“You still have the mark of the curse,” Mom said gently. She rose from her chair and moved to Cress’s side. “It’s here, on your right wrist. A freckle shaped like a diamond. It appeared when the Godmother cursed you and has never gone away.”
Cress swallowed, staring at the freckle with growing dread. “Where is Grammy?” she asked, trying to keep the shudder from her voice. “Why isn’t she here? I can’t die without saying goodbye to her.”
“She’s going to meet us at the Mages’ Guild. We’re going there this evening, after dinner. Or now, I suppose, since I doubt any of us can stomach a single mouthful right now.”
“The Mages’ Guild?” Cress pictured the grand institution located at the end of a winding avenue of oak trees just outside Vale City. Surrounded by solid walls and grounds almost as extensive as Belmont Palace—home to the country’s fae royal family—it wasn’t the most … accessible of places. “I don’t think they allow people to just walk in there, Mom. Not even in the middle of the day, let alone after hours.”
“I don’t care. Someone there has to help us. We’ll pay anything. We may not be the wealthiest family in the city—not like those living in the Arabesque Hills—but we are most certainly high society and they will help us.”
Cress would have rolled her eyes if the situation wasn’t so serious. In her opinion, Mom placed far too much value on the concept of high society.
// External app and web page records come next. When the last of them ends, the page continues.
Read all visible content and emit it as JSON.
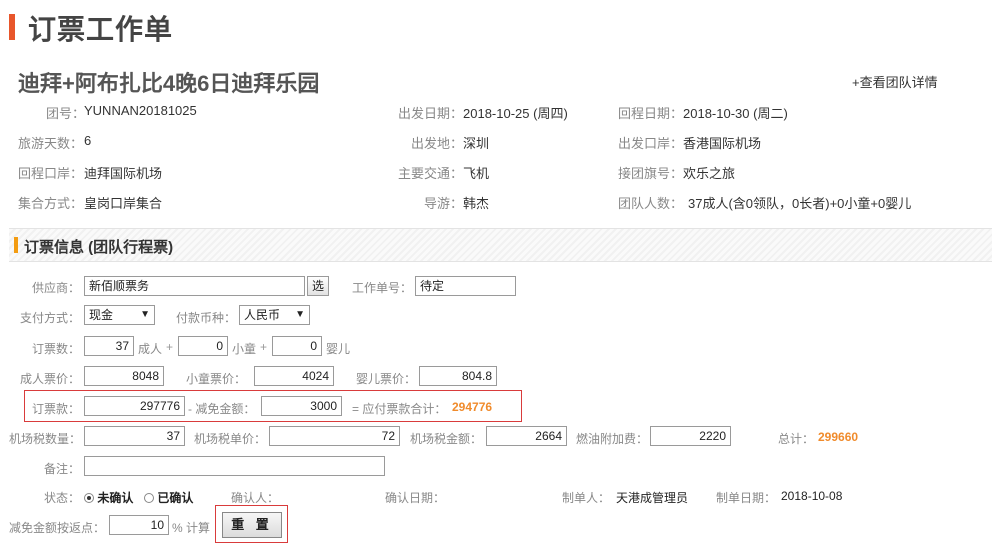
{
  "page": {
    "title": "订票工作单"
  },
  "tour": {
    "name": "迪拜+阿布扎比4晚6日迪拜乐园",
    "detail_link": "+查看团队详情",
    "fields": {
      "group_no": {
        "label": "团号：",
        "value": "YUNNAN20181025"
      },
      "depart_date": {
        "label": "出发日期：",
        "value": "2018-10-25 (周四)"
      },
      "return_date": {
        "label": "回程日期：",
        "value": "2018-10-30 (周二)"
      },
      "days": {
        "label": "旅游天数：",
        "value": "6"
      },
      "depart_place": {
        "label": "出发地：",
        "value": "深圳"
      },
      "depart_port": {
        "label": "出发口岸：",
        "value": "香港国际机场"
      },
      "return_port": {
        "label": "回程口岸：",
        "value": "迪拜国际机场"
      },
      "transport": {
        "label": "主要交通：",
        "value": "飞机"
      },
      "flag": {
        "label": "接团旗号：",
        "value": "欢乐之旅"
      },
      "gather": {
        "label": "集合方式：",
        "value": "皇岗口岸集合"
      },
      "guide": {
        "label": "导游：",
        "value": "韩杰"
      },
      "headcount": {
        "label": "团队人数：",
        "value": "37成人(含0领队，0长者)+0小童+0婴儿"
      }
    }
  },
  "ticket": {
    "section_title": "订票信息 (团队行程票)",
    "supplier": {
      "label": "供应商：",
      "value": "新佰顺票务",
      "choose": "选"
    },
    "work_no": {
      "label": "工作单号：",
      "value": "待定"
    },
    "pay_method": {
      "label": "支付方式：",
      "value": "现金"
    },
    "currency": {
      "label": "付款币种：",
      "value": "人民币"
    },
    "count": {
      "label": "订票数：",
      "adult": "37",
      "adult_unit": "成人",
      "plus1": "+",
      "child": "0",
      "child_unit": "小童",
      "plus2": "+",
      "infant": "0",
      "infant_unit": "婴儿"
    },
    "price": {
      "adult_label": "成人票价：",
      "adult": "8048",
      "child_label": "小童票价：",
      "child": "4024",
      "infant_label": "婴儿票价：",
      "infant": "804.8"
    },
    "amount": {
      "label": "订票款：",
      "value": "297776",
      "minus_label": "- 减免金额：",
      "discount": "3000",
      "payable_label": "= 应付票款合计：",
      "payable": "294776"
    },
    "tax": {
      "qty_label": "机场税数量：",
      "qty": "37",
      "unit_label": "机场税单价：",
      "unit": "72",
      "amount_label": "机场税金额：",
      "amount": "2664",
      "fuel_label": "燃油附加费：",
      "fuel": "2220",
      "total_label": "总计：",
      "total": "299660"
    },
    "remark": {
      "label": "备注：",
      "value": ""
    },
    "status": {
      "label": "状态：",
      "option_unconfirmed": "未确认",
      "option_confirmed": "已确认",
      "selected": "未确认"
    },
    "confirmer": {
      "label": "确认人：",
      "value": ""
    },
    "confirm_date": {
      "label": "确认日期：",
      "value": ""
    },
    "maker": {
      "label": "制单人：",
      "value": "天港成管理员"
    },
    "make_date": {
      "label": "制单日期：",
      "value": "2018-10-08"
    },
    "rebate": {
      "label": "减免金额按返点：",
      "value": "10",
      "unit": "% 计算"
    },
    "reset": "重 置"
  },
  "colors": {
    "accent_bar": "#e8562b",
    "section_bar": "#f39c12",
    "highlight": "#f08b2c",
    "red_frame": "#d93b3b"
  }
}
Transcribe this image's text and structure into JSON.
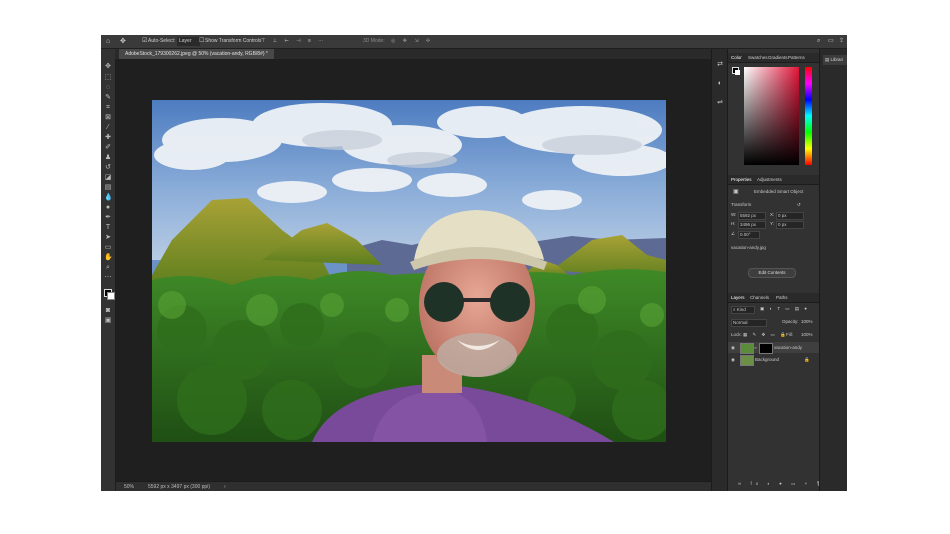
{
  "options_bar": {
    "auto_select_label": "Auto-Select:",
    "auto_select_value": "Layer",
    "transform_label": "Show Transform Controls",
    "mode_3d": "3D Mode:"
  },
  "document": {
    "tab_title": "AdobeStock_179300262.jpeg @ 50% (vacation-andy, RGB/8#) *"
  },
  "status": {
    "zoom": "50%",
    "dimensions": "5592 px x 3497 px (300 ppi)"
  },
  "color_panel": {
    "tabs": [
      "Color",
      "Swatches",
      "Gradients",
      "Patterns"
    ]
  },
  "properties_panel": {
    "tabs": [
      "Properties",
      "Adjustments"
    ],
    "layer_kind": "Embedded Smart Object",
    "section_title": "Transform",
    "w_value": "5592 px",
    "h_value": "3496 px",
    "x_value": "0 px",
    "y_value": "0 px",
    "angle_value": "0.00°",
    "file_name": "vacation-andy.jpg",
    "edit_button": "Edit Contents"
  },
  "layers_panel": {
    "tabs": [
      "Layers",
      "Channels",
      "Paths"
    ],
    "filter_kind": "Kind",
    "blend_mode": "Normal",
    "opacity_label": "Opacity:",
    "opacity_value": "100%",
    "lock_label": "Lock:",
    "fill_label": "Fill:",
    "fill_value": "100%",
    "layers": [
      {
        "name": "vacation-andy"
      },
      {
        "name": "Background"
      }
    ]
  },
  "right_panel": {
    "tab": "Librari"
  },
  "icons": {
    "home": "home-icon",
    "move": "move-icon",
    "search": "search-icon"
  },
  "colors": {
    "accent": "#2c2c2c",
    "panel": "#323232",
    "canvas": "#1f1f1f"
  }
}
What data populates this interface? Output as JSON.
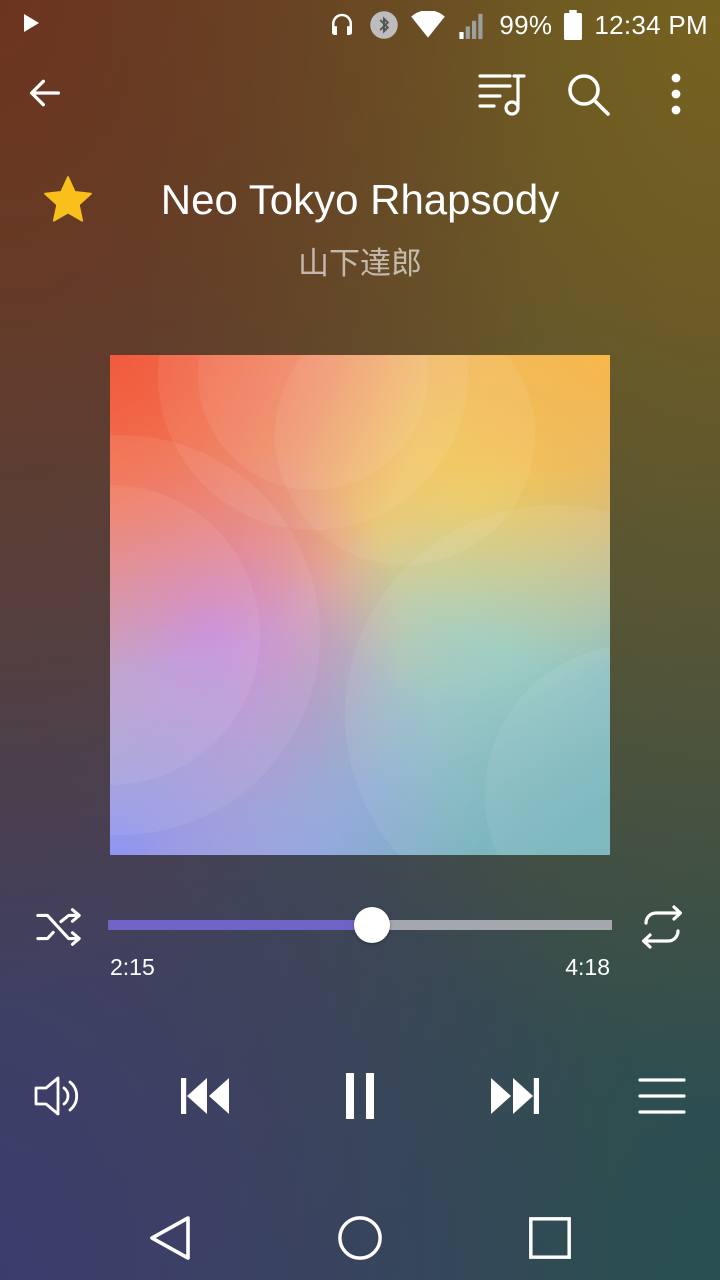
{
  "status_bar": {
    "battery_percent": "99%",
    "time": "12:34 PM",
    "icons": [
      "play-indicator-icon",
      "headphones-icon",
      "bluetooth-icon",
      "wifi-icon",
      "cellular-signal-icon",
      "battery-icon"
    ]
  },
  "app_bar": {
    "icons": [
      "back-arrow-icon",
      "queue-music-icon",
      "search-icon",
      "more-vert-icon"
    ]
  },
  "track": {
    "title": "Neo Tokyo Rhapsody",
    "artist": "山下達郎",
    "favorited": true
  },
  "progress": {
    "elapsed": "2:15",
    "total": "4:18",
    "fraction": 0.523
  },
  "controls": {
    "icons": [
      "shuffle-icon",
      "repeat-icon",
      "volume-icon",
      "skip-previous-icon",
      "pause-icon",
      "skip-next-icon",
      "playlist-icon"
    ]
  },
  "navigation_bar": {
    "icons": [
      "nav-back-icon",
      "nav-home-icon",
      "nav-recents-icon"
    ]
  },
  "colors": {
    "accent": "#6f64c6",
    "track_remaining": "#a4a7ad",
    "favorite_star": "#f9c01b",
    "artist_text": "#b5b0a3"
  }
}
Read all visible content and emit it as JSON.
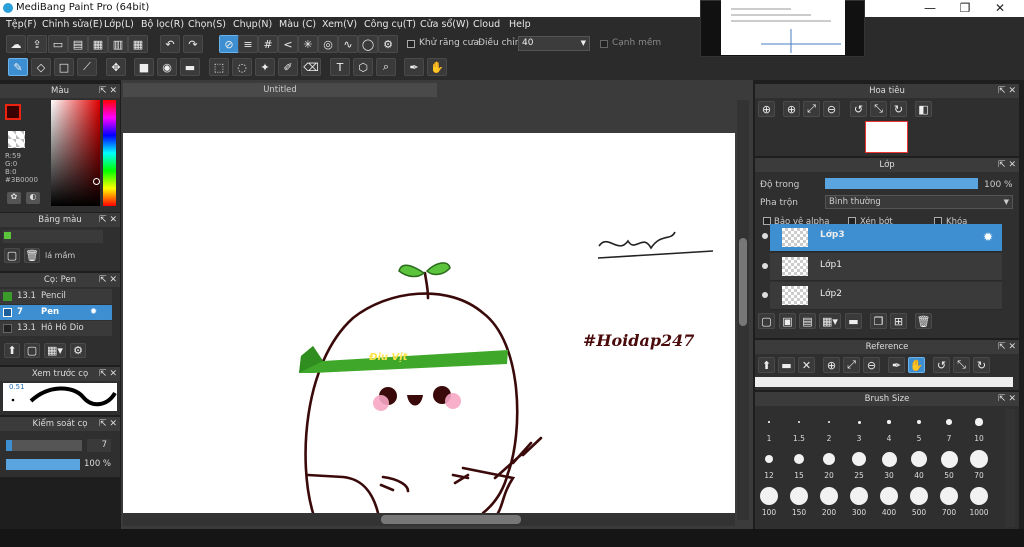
{
  "window": {
    "title": "MediBang Paint Pro (64bit)",
    "min": "—",
    "max": "❐",
    "close": "✕"
  },
  "menu": [
    "Tệp(F)",
    "Chỉnh sửa(E)",
    "Lớp(L)",
    "Bộ lọc(R)",
    "Chọn(S)",
    "Chụp(N)",
    "Màu (C)",
    "Xem(V)",
    "Công cụ(T)",
    "Cửa sổ(W)",
    "Cloud",
    "Help"
  ],
  "toolbar1": {
    "antialias_label": "Khử răng cưa",
    "correction_label": "Điều chỉnh",
    "correction_value": "40",
    "edge_label": "Cạnh mềm"
  },
  "canvas_tab": "Untitled",
  "color_panel": {
    "title": "Màu",
    "r": "R:59",
    "g": "G:0",
    "b": "B:0",
    "hex": "#3B0000"
  },
  "palette_panel": {
    "title": "Bảng màu",
    "item": "lá mầm"
  },
  "brush_panel": {
    "title": "Cọ: Pen",
    "brushes": [
      {
        "size": "13.1",
        "name": "Pencil",
        "color": "#3a9a2a"
      },
      {
        "size": "7",
        "name": "Pen",
        "color": "#3d8fd1"
      },
      {
        "size": "13.1",
        "name": "Hô Hô Dio",
        "color": "#222222"
      }
    ]
  },
  "stroke_preview": {
    "title": "Xem trước cọ",
    "size": "0.51"
  },
  "brush_control": {
    "title": "Kiểm soát cọ",
    "size": "7",
    "opacity": "100 %"
  },
  "navigator": {
    "title": "Hoa tiêu"
  },
  "layer_panel": {
    "title": "Lớp",
    "opacity_label": "Độ trong",
    "opacity_value": "100 %",
    "blend_label": "Pha trộn",
    "blend_value": "Bình thường",
    "protect_alpha": "Bảo vệ alpha",
    "clip": "Xén bớt",
    "lock": "Khóa",
    "layers": [
      "Lớp3",
      "Lớp1",
      "Lớp2"
    ]
  },
  "reference_panel": {
    "title": "Reference"
  },
  "brush_size_panel": {
    "title": "Brush Size",
    "sizes": [
      "1",
      "1.5",
      "2",
      "3",
      "4",
      "5",
      "7",
      "10",
      "12",
      "15",
      "20",
      "25",
      "30",
      "40",
      "50",
      "70",
      "100",
      "150",
      "200",
      "300",
      "400",
      "500",
      "700",
      "1000"
    ]
  },
  "canvas_text": {
    "headband": "Điu Vịt",
    "tag": "#Hoidap247",
    "signature": "ntyd2"
  },
  "colors": {
    "accent": "#3d8fd1",
    "current": "#3B0000",
    "sprout": "#5cc43c"
  }
}
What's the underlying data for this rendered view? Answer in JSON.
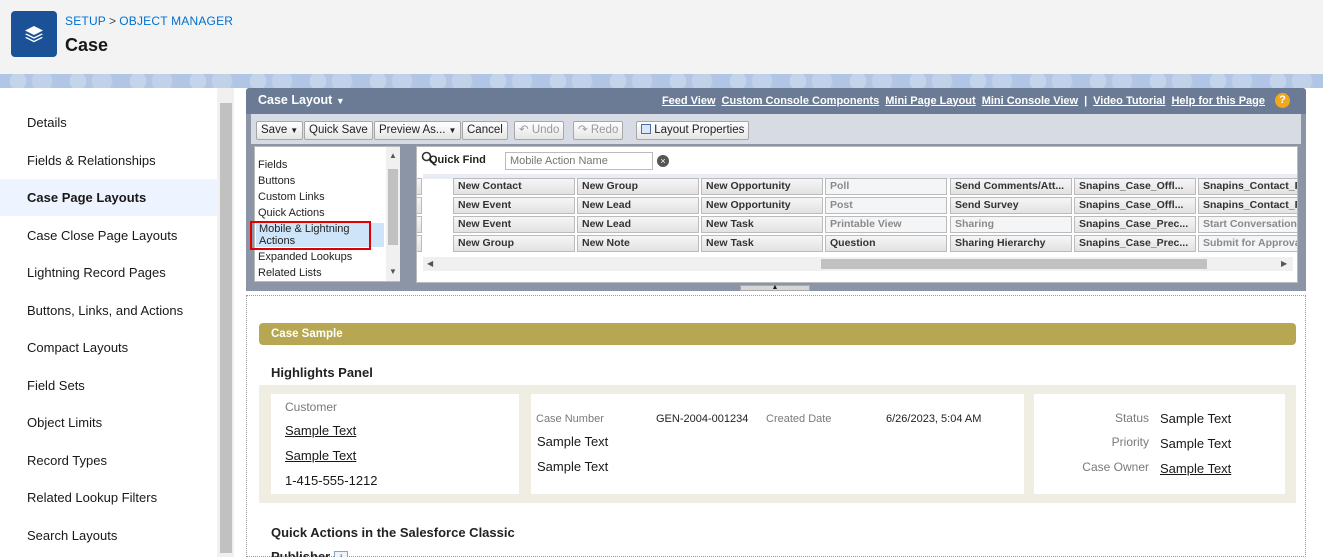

“Apparently there is no wish, no potion, no Essence—no magic of any sort—that can save you from this curse,” Mom continued. “But that doesn’t mean magic can’t bring you back to life. When you die, the Mages’ Guild is the best place we can possibly be. They are the most skilled, the most powerful—”
“Not as powerful as the Godmother,” Cress pointed out. “Why not summon her again and ask to change the terms of the deal?”
“Do you think we haven’t tried that?” Dad asked. He was standing now too, striding toward Cress. He took her hand, his grip almost painful it was so tight. “I would do anything—anything—to save my little girl. Both your mother and I have tried many times to summon the Godmother again. But either she hasn’t received our summons, or she chooses to ignore us.”
“The last thing she said to us was that she does not deal a second time with those who refuse to pay the price of a wish,” Mom said. “It would seem she was telling the truth.” She exhaled heavily and looked at Cress. “We have to fix this ourselves. Go and get ready. We’re leaving in twenty minutes.”